▸ ABOUT THIS TASK:
Return each line of the records holding the string "Yoga".

▸ Data records for software interfaces:

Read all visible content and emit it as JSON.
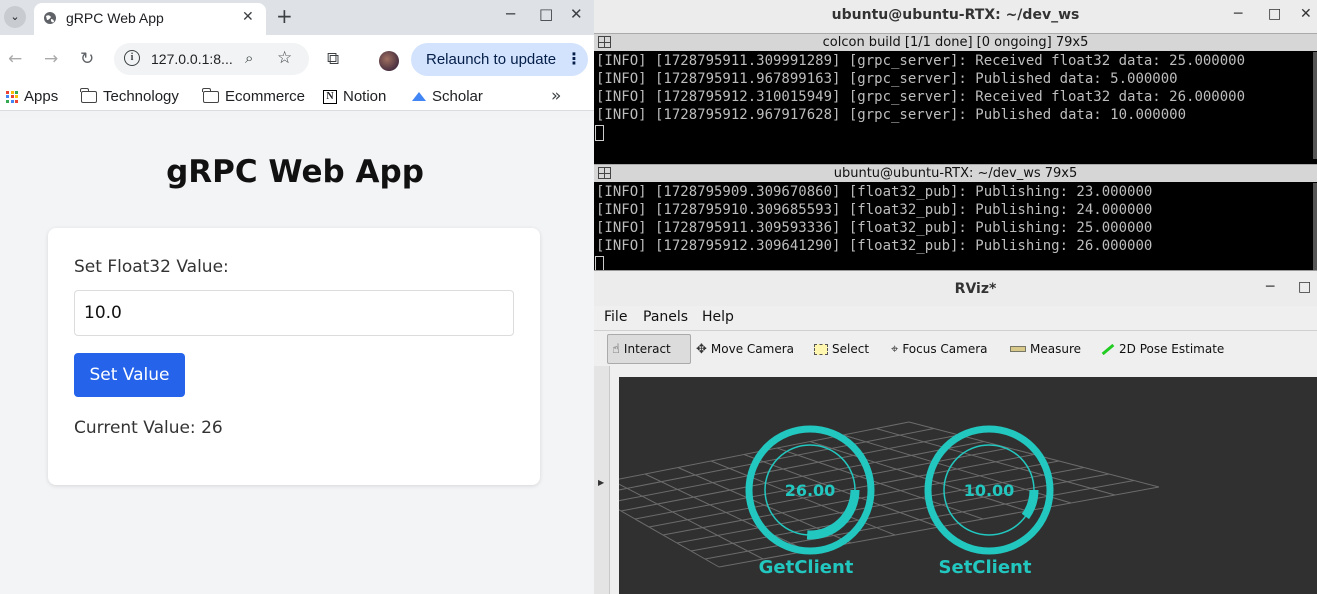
{
  "browser": {
    "tab_list_icon": "chevron-down-icon",
    "tab_title": "gRPC Web App",
    "url": "127.0.0.1:8...",
    "relaunch_label": "Relaunch to update",
    "bookmarks": [
      {
        "label": "Apps",
        "icon": "apps-grid-icon"
      },
      {
        "label": "Technology",
        "icon": "folder-icon"
      },
      {
        "label": "Ecommerce",
        "icon": "folder-icon"
      },
      {
        "label": "Notion",
        "icon": "notion-icon"
      },
      {
        "label": "Scholar",
        "icon": "scholar-icon"
      }
    ]
  },
  "app": {
    "title": "gRPC Web App",
    "input_label": "Set Float32 Value:",
    "input_value": "10.0",
    "button_label": "Set Value",
    "current_value_text": "Current Value: 26"
  },
  "terminal": {
    "title": "ubuntu@ubuntu-RTX: ~/dev_ws",
    "panes": [
      {
        "title": "colcon build [1/1 done] [0 ongoing] 79x5",
        "lines": [
          "[INFO] [1728795911.309991289] [grpc_server]: Received float32 data: 25.000000",
          "[INFO] [1728795911.967899163] [grpc_server]: Published data: 5.000000",
          "[INFO] [1728795912.310015949] [grpc_server]: Received float32 data: 26.000000",
          "[INFO] [1728795912.967917628] [grpc_server]: Published data: 10.000000"
        ]
      },
      {
        "title": "ubuntu@ubuntu-RTX: ~/dev_ws 79x5",
        "lines": [
          "[INFO] [1728795909.309670860] [float32_pub]: Publishing: 23.000000",
          "[INFO] [1728795910.309685593] [float32_pub]: Publishing: 24.000000",
          "[INFO] [1728795911.309593336] [float32_pub]: Publishing: 25.000000",
          "[INFO] [1728795912.309641290] [float32_pub]: Publishing: 26.000000"
        ]
      }
    ]
  },
  "rviz": {
    "title": "RViz*",
    "menu": [
      "File",
      "Panels",
      "Help"
    ],
    "tools": [
      "Interact",
      "Move Camera",
      "Select",
      "Focus Camera",
      "Measure",
      "2D Pose Estimate"
    ],
    "gauges": [
      {
        "value_text": "26.00",
        "label": "GetClient",
        "fill": 0.26
      },
      {
        "value_text": "10.00",
        "label": "SetClient",
        "fill": 0.1
      }
    ],
    "accent_color": "#22c7bf",
    "viewport_bg": "#303030"
  }
}
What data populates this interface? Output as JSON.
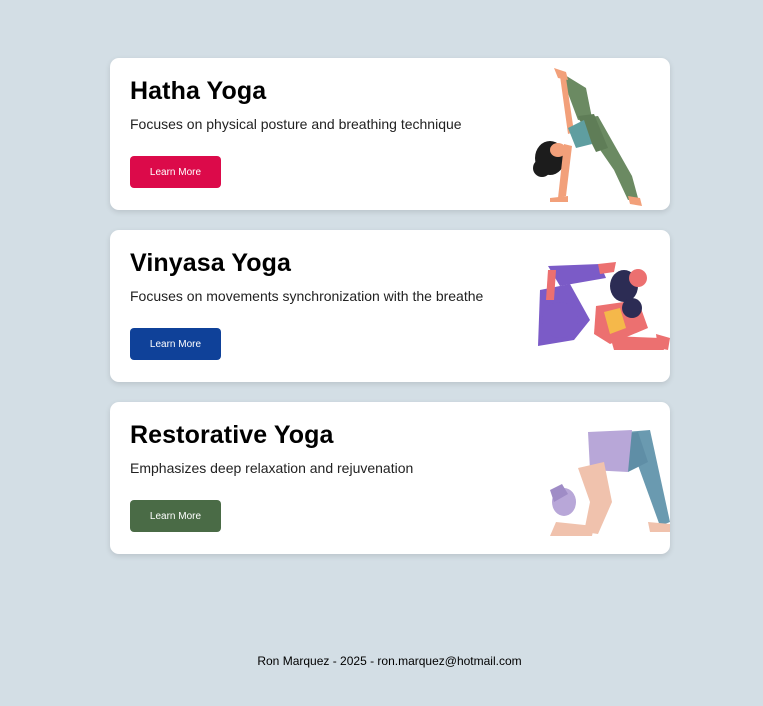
{
  "cards": [
    {
      "title": "Hatha Yoga",
      "description": "Focuses on physical posture and breathing technique",
      "button_label": "Learn More",
      "button_color": "#dc0a4a"
    },
    {
      "title": "Vinyasa Yoga",
      "description": "Focuses on movements synchronization with the breathe",
      "button_label": "Learn More",
      "button_color": "#0f4199"
    },
    {
      "title": "Restorative Yoga",
      "description": "Emphasizes deep relaxation and rejuvenation",
      "button_label": "Learn More",
      "button_color": "#4a6b46"
    }
  ],
  "footer": {
    "text": "Ron Marquez - 2025 - ron.marquez@hotmail.com"
  },
  "colors": {
    "page_background": "#d3dee5",
    "card_background": "#ffffff"
  }
}
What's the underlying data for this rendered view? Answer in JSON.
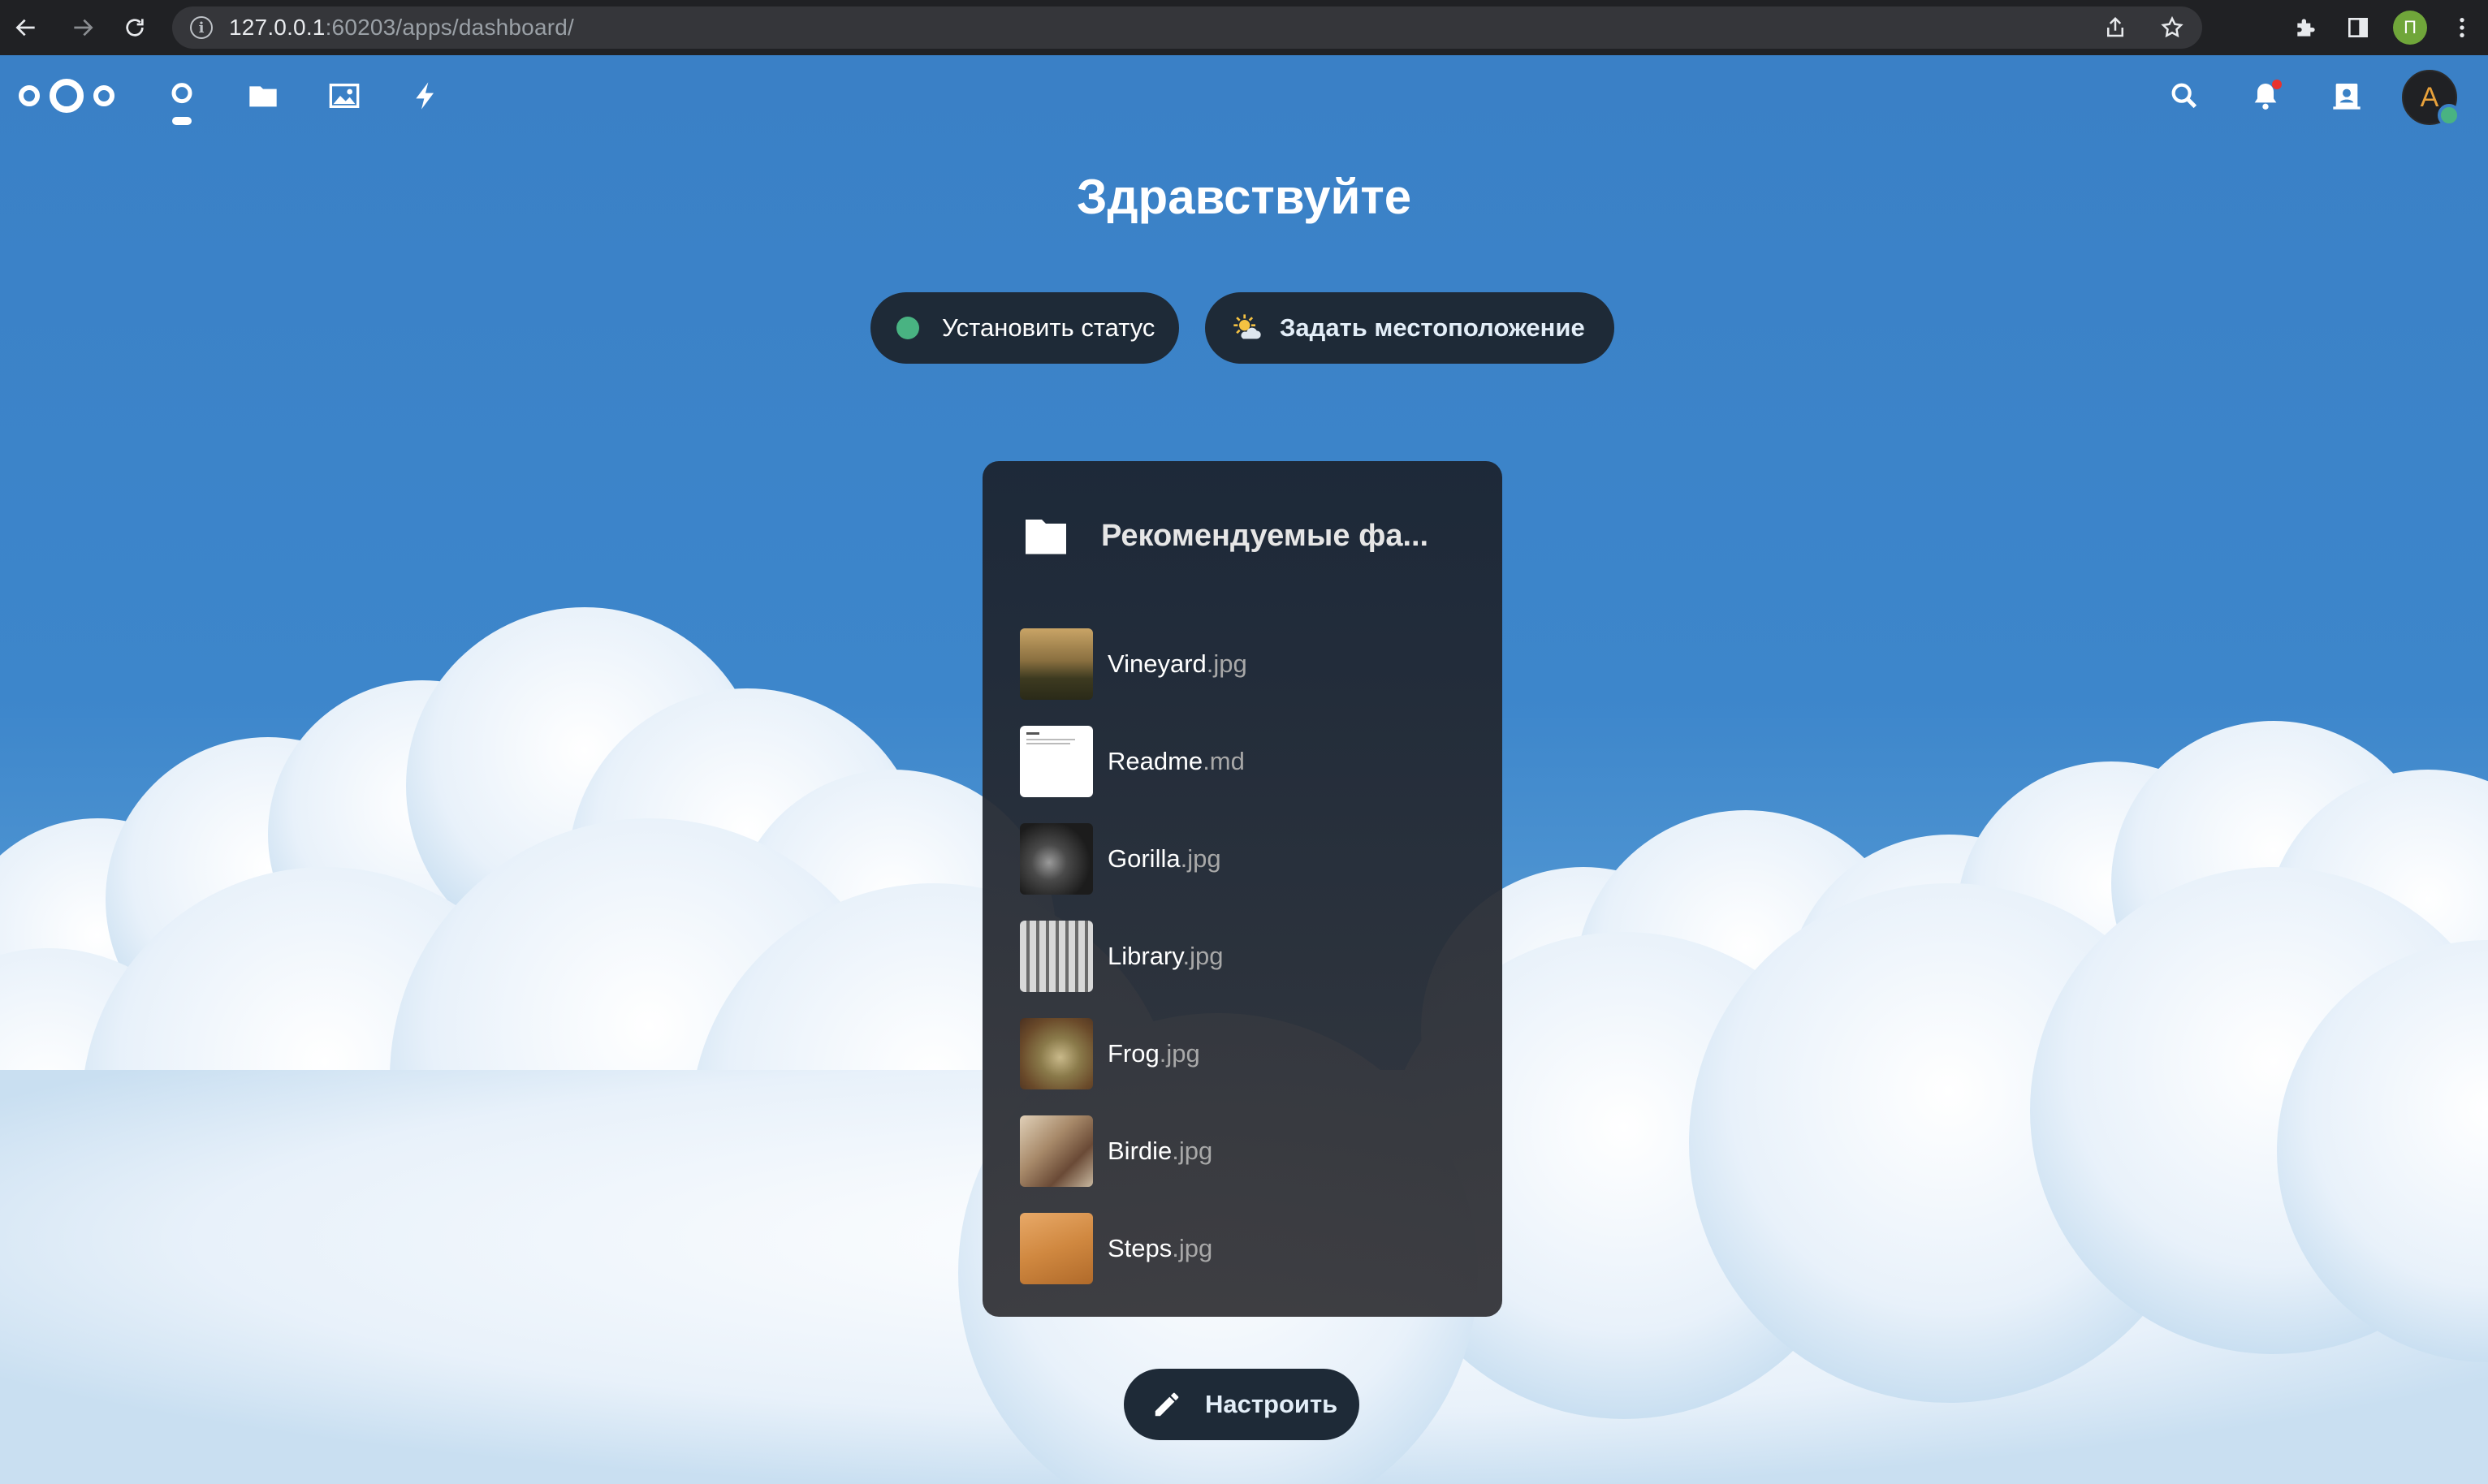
{
  "browser": {
    "url_host": "127.0.0.1",
    "url_path": ":60203/apps/dashboard/",
    "profile_initial": "П",
    "icons": [
      "back-icon",
      "forward-icon",
      "reload-icon",
      "info-icon",
      "share-icon",
      "star-icon",
      "extensions-icon",
      "side-panel-icon",
      "menu-icon"
    ]
  },
  "header": {
    "apps": [
      "dashboard-icon",
      "files-icon",
      "photos-icon",
      "activity-icon"
    ],
    "right_icons": [
      "search-icon",
      "notifications-icon",
      "contacts-icon"
    ],
    "avatar_initial": "A"
  },
  "dashboard": {
    "greeting": "Здравствуйте",
    "status_button": "Установить статус",
    "weather_button": "Задать местоположение",
    "customize_button": "Настроить"
  },
  "widget": {
    "title": "Рекомендуемые фа...",
    "files": [
      {
        "name": "Vineyard",
        "ext": ".jpg"
      },
      {
        "name": "Readme",
        "ext": ".md"
      },
      {
        "name": "Gorilla",
        "ext": ".jpg"
      },
      {
        "name": "Library",
        "ext": ".jpg"
      },
      {
        "name": "Frog",
        "ext": ".jpg"
      },
      {
        "name": "Birdie",
        "ext": ".jpg"
      },
      {
        "name": "Steps",
        "ext": ".jpg"
      }
    ]
  },
  "colors": {
    "nextcloud_blue": "#3a82c6",
    "pill_bg": "#1e2a37",
    "online_green": "#49b382"
  }
}
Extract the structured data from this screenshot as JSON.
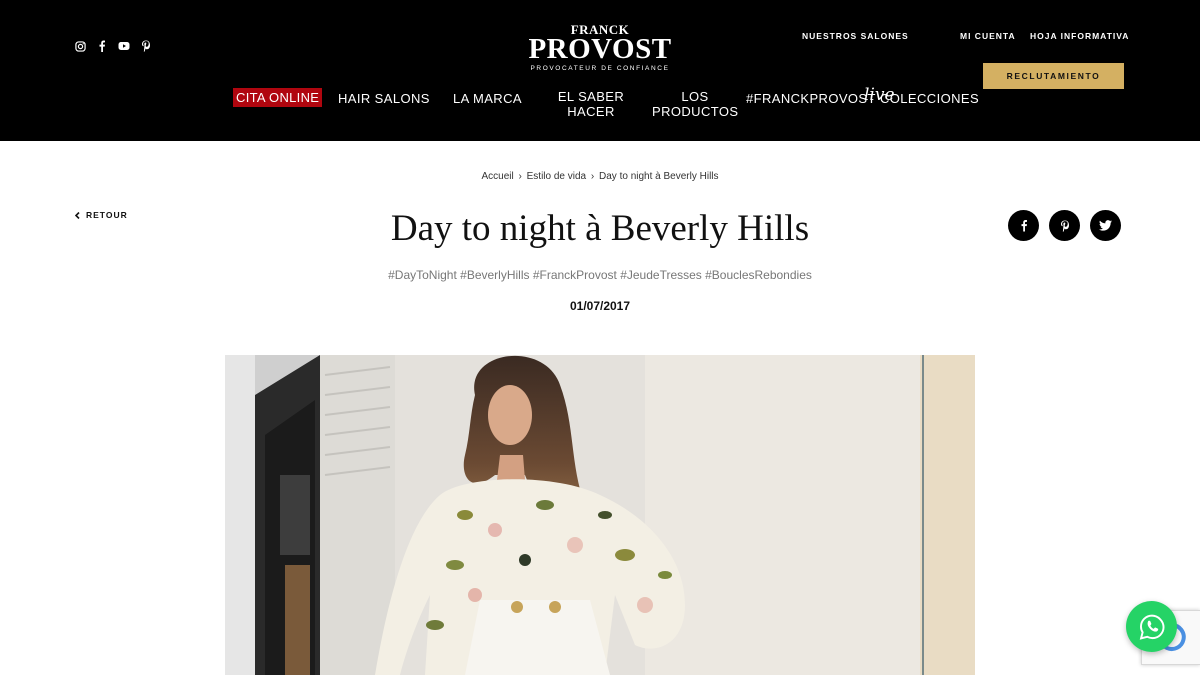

▸ RESPONSE AREA:
      "title": "Hatha Yoga",
      "title": "Vinyasa Yoga",
      "title": "Restorative Yoga",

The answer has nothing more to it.